Climate Friendly Aberlady

Reducing Household Energy

How we travel

Individuals and households account for 70% of Scotland’s consumption-based emissions. Nearly one-third of these are down to how we travel.

The Scottish Government’s sustainable travel hierarchy therefore encourages us to walk, cycle and use public transport more often in preference to single occupancy car use.

Scotland’s Sustainable Travel Hierarchy*

*courtesy of the Transport Scotland

Aberlady is surrounded by countryside and seaside. A haven for walking and cycling perhaps but we also have rising levels of traffic, so much so that our main road is a major traffic artery rather than a conservation village street. Speeding is becoming more frequent and a further 107 new homes are planned for the Aberlady West housing development.

Local discussions on initiatives which could help stem the tide include:

  • a 20 mph zone for the village.
  • off-road cycleways from Aberlady to Ballencrieff and Longniddry for travel to school or the train station.
  • safe routes to school for our pupils.
  • encouraging commuter or business traffic to avoid the coastal route through our village.

Together these would help create an improved and safer village environment. What else can we do?

Hopefully, the new East Coast Buses service will be much more reliable than First Bus.

The informal community taxi service for those travelling late seems to be popular. To what extent could this be widened to a car sharing commute to Longniddry rail station?

The Benefits of Cycling and Walking

Save money

Apart from walking, cycling is the cheapest way to travel. It is far cheaper per mile than public transport or driving. While it may not be practical for every journey, the local journeys most suited to cycling are also the worst for your car, your bank balance and the environment. By cycling to your destination, you also remove the need for parking charges.

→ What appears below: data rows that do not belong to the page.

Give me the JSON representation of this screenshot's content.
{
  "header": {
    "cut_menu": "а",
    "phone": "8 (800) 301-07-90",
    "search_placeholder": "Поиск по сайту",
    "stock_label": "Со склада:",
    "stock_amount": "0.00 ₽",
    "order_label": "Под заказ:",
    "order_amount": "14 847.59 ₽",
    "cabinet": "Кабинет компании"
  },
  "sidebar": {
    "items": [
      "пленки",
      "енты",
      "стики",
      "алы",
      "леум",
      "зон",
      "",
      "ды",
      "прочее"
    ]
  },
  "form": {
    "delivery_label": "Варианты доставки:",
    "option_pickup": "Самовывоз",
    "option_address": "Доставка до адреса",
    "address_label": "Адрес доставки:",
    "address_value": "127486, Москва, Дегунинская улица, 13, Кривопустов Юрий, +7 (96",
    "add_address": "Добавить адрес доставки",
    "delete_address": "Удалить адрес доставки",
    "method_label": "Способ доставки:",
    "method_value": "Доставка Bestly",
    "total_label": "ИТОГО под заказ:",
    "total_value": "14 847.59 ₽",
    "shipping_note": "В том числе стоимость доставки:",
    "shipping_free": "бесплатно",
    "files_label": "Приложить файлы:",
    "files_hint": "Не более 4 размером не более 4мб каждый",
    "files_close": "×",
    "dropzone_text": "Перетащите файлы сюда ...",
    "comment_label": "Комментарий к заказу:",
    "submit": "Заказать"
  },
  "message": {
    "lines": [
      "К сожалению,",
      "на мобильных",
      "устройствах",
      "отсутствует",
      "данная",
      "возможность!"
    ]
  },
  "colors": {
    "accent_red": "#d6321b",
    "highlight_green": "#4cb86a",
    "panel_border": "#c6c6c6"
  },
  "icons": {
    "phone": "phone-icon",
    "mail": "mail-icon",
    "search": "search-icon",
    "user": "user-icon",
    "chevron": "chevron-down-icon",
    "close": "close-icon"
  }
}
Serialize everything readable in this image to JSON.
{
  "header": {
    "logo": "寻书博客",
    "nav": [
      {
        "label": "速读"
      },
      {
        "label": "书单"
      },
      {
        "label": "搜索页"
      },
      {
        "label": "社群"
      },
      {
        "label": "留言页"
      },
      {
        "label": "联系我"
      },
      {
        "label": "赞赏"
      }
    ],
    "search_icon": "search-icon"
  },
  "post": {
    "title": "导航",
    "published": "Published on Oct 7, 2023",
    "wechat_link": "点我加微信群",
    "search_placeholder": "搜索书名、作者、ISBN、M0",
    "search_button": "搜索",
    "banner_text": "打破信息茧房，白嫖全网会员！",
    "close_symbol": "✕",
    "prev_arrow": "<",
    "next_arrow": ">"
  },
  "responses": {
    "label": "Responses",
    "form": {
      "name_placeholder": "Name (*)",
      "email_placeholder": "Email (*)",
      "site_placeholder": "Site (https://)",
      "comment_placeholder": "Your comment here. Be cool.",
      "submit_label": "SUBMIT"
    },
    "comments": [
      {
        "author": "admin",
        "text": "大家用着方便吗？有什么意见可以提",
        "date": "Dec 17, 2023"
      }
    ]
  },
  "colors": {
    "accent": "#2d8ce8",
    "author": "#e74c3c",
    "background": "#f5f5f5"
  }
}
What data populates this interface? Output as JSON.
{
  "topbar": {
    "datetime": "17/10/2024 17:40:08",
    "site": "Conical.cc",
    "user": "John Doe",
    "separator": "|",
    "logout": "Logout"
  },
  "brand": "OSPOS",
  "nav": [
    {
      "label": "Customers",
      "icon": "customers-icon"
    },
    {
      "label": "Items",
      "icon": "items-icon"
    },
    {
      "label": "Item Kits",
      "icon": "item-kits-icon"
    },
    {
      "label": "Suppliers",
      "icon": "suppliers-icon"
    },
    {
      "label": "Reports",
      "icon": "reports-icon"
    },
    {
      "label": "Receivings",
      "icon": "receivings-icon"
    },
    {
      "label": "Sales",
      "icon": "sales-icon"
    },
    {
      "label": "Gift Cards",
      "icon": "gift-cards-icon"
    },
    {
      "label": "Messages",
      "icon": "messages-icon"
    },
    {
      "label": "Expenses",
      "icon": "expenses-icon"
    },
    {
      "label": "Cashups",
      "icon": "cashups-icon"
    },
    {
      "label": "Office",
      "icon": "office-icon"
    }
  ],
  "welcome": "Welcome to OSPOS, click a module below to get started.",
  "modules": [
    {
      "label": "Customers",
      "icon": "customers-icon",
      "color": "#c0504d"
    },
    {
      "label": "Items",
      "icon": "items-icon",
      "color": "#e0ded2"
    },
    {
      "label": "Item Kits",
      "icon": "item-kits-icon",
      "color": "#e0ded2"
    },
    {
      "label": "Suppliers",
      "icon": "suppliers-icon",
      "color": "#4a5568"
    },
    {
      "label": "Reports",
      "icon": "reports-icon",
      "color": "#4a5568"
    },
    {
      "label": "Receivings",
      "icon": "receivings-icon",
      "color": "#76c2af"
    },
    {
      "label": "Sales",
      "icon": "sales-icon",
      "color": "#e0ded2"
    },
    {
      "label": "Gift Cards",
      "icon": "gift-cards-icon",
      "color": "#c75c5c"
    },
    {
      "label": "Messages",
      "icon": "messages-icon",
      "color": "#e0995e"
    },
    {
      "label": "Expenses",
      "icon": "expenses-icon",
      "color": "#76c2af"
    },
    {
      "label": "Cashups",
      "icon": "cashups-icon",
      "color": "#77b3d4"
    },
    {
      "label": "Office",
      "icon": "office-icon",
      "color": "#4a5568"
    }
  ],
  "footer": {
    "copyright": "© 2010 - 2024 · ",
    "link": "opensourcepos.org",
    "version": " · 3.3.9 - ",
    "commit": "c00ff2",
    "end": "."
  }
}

Save yourself some time

62% of all journeys we make are between 1 and 2 miles, and nearly 75% are under 5 miles. As the greatest desire to make these journeys is at “rush hour”, this means that the time when most people want to travel is the very time we move the slowest. A cyclist can easily average 10 miles an hour, even when the streets are congested. A half hour drive to work can often be easily completed in under 15 minutes by bike.


Being in a car exposes you to around 25% more pollution. Cycling and walking are ideal, low impact activities even if you’ve not been able to take exercise regularly. They boost your immune system and people who cycle to work regularly enjoy the wellbeing of people ten years younger!

Days out!

Looking beyond our village East Lothian and Scotland have thousands of beautiful places which can be enjoyed even more by bike. Cycling (at a level similar to a gentle stroll) on a pleasant afternoon can let you explore 5 or 6 villages with cafe stops and tourist attractions or to tour a country park.